A Heriot-Watt professor has received a prestigious funding award to advance a pioneering new laser measurement technique.
Professor Derryck Reid from the School of Engineering and Physical Sciences based in Edinburgh, has received £225,000 from the Royal Academy of Engineering (RAEng) Research Chairs programme. This forms part of a £1.15m package of support provided by the engineering and scientific technology company, Renishaw plc and Heriot-Watt University.
Over the next five-years and working closely with the industrial partner Renishaw plc, Professor Reid will explore how ultrafast lasers can provide exact distance measurements needed to advance high-value manufacturing and industrial practices.
I’m honoured to have been selected for this award by the Royal Academy, which recognises the exceptional potential of the laser measurement technology.
Precision laser metrology uses lasers to accurately measure various physical properties, such as distance, position, motion, vibration, and surface characteristics. It is often used in industrial and scientific applications where high accuracy and precision are required such as aerospace engineering, nanotechnology and in the medical sector.
Professor Reid is one of only seven Research Chairs from across the UK to be selected in the latest round of awards announced by the RAEng today.
Professor Reid said: “I’m honoured to have been selected for this award by the Royal Academy, which recognises the exceptional potential of the laser measurement technology that we are co-developing with Renishaw plc.”
The project uses the remote sensing technology, LiDAR, to accurately map a surface with unprecedented accuracy, utilising lasers capable of capturing data at hundreds-of-nanometre precisions, in contrast to the few centimetres normally possible with LiDAR.
This is expected to deliver major advantages to industries and sectors around the world, which rely on optical technologies to deliver accurate measurements.

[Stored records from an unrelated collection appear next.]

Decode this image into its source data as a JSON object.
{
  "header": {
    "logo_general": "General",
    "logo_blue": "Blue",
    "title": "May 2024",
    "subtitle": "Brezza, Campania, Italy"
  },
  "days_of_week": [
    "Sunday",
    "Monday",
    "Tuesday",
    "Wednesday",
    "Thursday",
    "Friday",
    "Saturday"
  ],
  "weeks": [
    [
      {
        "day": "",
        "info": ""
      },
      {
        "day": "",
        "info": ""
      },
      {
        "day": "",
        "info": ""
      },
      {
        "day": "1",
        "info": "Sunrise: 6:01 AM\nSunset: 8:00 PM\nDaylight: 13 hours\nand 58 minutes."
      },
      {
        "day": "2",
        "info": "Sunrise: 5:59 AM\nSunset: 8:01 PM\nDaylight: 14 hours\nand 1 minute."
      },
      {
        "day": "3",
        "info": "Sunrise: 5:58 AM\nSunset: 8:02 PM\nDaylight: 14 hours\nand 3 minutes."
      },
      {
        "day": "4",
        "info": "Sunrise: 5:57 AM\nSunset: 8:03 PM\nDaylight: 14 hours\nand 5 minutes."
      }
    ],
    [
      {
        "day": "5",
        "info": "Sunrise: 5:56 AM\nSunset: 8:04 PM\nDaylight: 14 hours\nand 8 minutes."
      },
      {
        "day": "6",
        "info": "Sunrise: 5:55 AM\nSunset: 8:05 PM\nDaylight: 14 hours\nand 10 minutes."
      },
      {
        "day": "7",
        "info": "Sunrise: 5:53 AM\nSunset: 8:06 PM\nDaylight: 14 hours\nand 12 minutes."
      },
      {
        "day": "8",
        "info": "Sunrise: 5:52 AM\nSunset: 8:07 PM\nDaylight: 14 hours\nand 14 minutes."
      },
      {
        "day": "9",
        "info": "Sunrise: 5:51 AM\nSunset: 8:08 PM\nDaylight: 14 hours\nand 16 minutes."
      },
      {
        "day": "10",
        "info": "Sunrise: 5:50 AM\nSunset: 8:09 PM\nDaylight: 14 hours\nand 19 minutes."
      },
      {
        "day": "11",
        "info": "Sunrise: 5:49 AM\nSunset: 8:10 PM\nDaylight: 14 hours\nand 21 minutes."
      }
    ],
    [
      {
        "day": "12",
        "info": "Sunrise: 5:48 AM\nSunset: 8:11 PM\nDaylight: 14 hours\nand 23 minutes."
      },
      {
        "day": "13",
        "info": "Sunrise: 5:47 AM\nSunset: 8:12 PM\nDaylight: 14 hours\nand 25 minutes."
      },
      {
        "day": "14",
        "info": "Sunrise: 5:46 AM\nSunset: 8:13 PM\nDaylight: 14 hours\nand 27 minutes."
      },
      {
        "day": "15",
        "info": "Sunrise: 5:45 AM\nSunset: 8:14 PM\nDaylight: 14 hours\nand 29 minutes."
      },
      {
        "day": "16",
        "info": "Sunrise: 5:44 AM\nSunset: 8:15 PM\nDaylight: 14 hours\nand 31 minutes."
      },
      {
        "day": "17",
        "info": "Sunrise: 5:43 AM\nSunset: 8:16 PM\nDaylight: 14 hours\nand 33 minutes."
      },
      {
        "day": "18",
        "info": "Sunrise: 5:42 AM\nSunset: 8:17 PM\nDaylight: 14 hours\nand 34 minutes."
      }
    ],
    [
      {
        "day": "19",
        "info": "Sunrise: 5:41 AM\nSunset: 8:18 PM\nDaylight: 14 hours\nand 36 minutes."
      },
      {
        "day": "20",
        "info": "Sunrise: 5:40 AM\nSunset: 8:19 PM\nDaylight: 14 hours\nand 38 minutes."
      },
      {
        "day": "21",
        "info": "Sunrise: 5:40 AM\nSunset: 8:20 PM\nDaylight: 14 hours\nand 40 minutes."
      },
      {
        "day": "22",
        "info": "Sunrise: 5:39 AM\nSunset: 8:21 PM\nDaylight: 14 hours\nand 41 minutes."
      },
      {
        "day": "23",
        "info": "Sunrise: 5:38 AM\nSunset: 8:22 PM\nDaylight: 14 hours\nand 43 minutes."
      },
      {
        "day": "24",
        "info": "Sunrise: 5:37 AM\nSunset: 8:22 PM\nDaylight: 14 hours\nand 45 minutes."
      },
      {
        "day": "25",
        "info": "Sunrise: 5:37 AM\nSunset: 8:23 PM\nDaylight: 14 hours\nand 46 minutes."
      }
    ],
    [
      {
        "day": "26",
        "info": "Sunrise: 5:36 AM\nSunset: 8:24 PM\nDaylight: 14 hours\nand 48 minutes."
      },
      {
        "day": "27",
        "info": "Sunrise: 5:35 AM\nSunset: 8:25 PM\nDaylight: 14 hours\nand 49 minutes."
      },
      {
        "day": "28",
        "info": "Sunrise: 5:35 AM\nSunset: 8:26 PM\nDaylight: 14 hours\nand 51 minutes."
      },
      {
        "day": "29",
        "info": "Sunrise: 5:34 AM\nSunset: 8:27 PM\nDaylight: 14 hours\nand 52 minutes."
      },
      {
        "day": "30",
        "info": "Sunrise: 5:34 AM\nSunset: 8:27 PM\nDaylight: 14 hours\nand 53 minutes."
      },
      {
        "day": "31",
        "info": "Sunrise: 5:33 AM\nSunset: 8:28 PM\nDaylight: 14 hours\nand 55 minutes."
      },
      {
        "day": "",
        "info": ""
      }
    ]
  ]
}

Professor Reid explains: “This project will advance existing technology by using two lasers that strobe at slightly different rates. This effectively slows down the light travelling between the subject and the detector. This ‘slow down’ allows us to go from centimetre scales down to hundreds-of-a-nanometre.
“That is a huge progression on what the existing technology currently allows and will not only increase accuracy but help cut waste for companies around the world.”
The Royal Academy of Engineering is supporting new partnerships between academia and industry aiming to develop advanced technological solutions to relieve overstretched health services, improve the digital security of nuclear facilities and critical national infrastructures, improve the sustainability of food production and improve the energy efficiency of computing systems.
The Research Chairs and Senior Research Fellowships scheme enhances the links between academia and businesses with each of the five-year positions co-sponsored by an industrial partner. Each awardee will establish a world-leading research group in their engineering field.
Professor Máire O'Neill OBE FREng, Chair of the Academy’s Research Committee, said: “I am always impressed and encouraged by the ingenuity of engineers in developing and harnessing new technologies that address our many societal and global challenges and deliver public benefit. When research engineers partner with industry the solutions they deliver together can be transformative and these latest appointments illustrate this perfectly—the breadth and scale of their potential impact is truly exciting.”
More information on the seven Research Chairs and three Senior Research Fellowships can be found on the Academy website.